Memphis residents will get a say on how the Tennessee Valley Authority (TVA) will make power in the next 10 to 20 years in a public hearing on Wednesday, November 6th.
The federal energy corporation is looking to tweak its long-term plan, setting the amounts of power made within its hydroelectric dams, coal-fired plants, and more. The final product of the 18-month-long project will be a chart outlining how much energy is produced by all of TVA's generators.
TVA officials did not expect to make changes to this plan so soon after it was originally set in 2011. But "significant" changes in the economy pushed the corporation to review its plan, TVA spokesman Duncan Mansfield said.

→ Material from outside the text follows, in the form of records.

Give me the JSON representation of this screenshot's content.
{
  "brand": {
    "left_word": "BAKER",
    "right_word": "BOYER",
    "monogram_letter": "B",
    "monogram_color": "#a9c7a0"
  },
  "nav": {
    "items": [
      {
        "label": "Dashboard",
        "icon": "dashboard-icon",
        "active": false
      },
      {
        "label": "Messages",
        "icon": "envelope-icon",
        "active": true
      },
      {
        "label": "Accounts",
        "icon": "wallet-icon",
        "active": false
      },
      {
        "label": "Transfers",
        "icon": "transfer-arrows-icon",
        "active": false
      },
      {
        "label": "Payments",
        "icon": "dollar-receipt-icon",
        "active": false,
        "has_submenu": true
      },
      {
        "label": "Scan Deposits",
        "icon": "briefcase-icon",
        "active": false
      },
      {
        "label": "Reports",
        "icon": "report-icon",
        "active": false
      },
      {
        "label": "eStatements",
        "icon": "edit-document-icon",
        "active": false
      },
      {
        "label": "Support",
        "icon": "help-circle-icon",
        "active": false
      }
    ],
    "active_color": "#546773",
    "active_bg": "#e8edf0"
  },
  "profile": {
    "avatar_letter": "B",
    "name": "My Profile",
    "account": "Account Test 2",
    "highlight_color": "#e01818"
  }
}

Natural gas prices have fallen to nearly half of what they were in 2011, he said, a fact that may shift more reliance on natural gas-fired power plants like the 774-megawatt Southaven Combined Cycle Plant that TVA bought earlier this year for $400 million. Part of the natural gas price decline is due in part to "fracking," the still-controversial process of extracting natural gas which has been blamed for adverse effects on the environment and human and animal health.
Also, electricity sales have weakened. Sales usually grow between 2 and 3 percent each year, Mansfield said. But that growth has declined since 2011, thanks to downward economic pressures and new energy efficiency programs begun by manufacturers.
"We want to get as much input from stakeholders, the general public, and community and business leaders as we can," Mansfield said. "There's a great interest in transparency in letting folks know what TVA is considering."
Memphis Light ,Gas & Water (MLGW) is TVA's biggest customer, buying about 11 percent of TVA's total output. Dana Jeanes, MLGW's treasurer and chief financial officer, said he will sit on a three-member board to aid TVA through the planning process. But he said he'll be representing all of Tennessee's 150 power distributors and that MLGW won't get more influence on the process based on its size.
Jeanes said he won't bring a list of policy recommendations. But he knows decisions are coming on converting more coal-fired plants to use another fuel, building new power plants, and bringing more nuclear plants online.
Scott Banbury, the Memphis-based conservation chair of the Tennessee Sierra Club, said he will bring an agenda to the hearing.
"We're idealists, and of course we're going to advocate for what we believe is ultimately right," Banbury said.
He'll encourage TVA representatives to increase their study and use of renewable and alternative power sources, especially a new wind energy project coming online in 2017.
The Plains and Eastern Clean Line will generate 3,500 megawatts of electricity from wind farms in Oklahoma's panhandle and pump that energy straight to Southeastern states via 700 miles of high-voltage lines to a TVA station in Atoka. The TVA could decide to buy and sell that energy, which could power about one million homes.
The Memphis meeting is scheduled for Wednesday, November 6th, at 7:30 p.m. at MLGW University at 4949 Raleigh-LaGrange Road.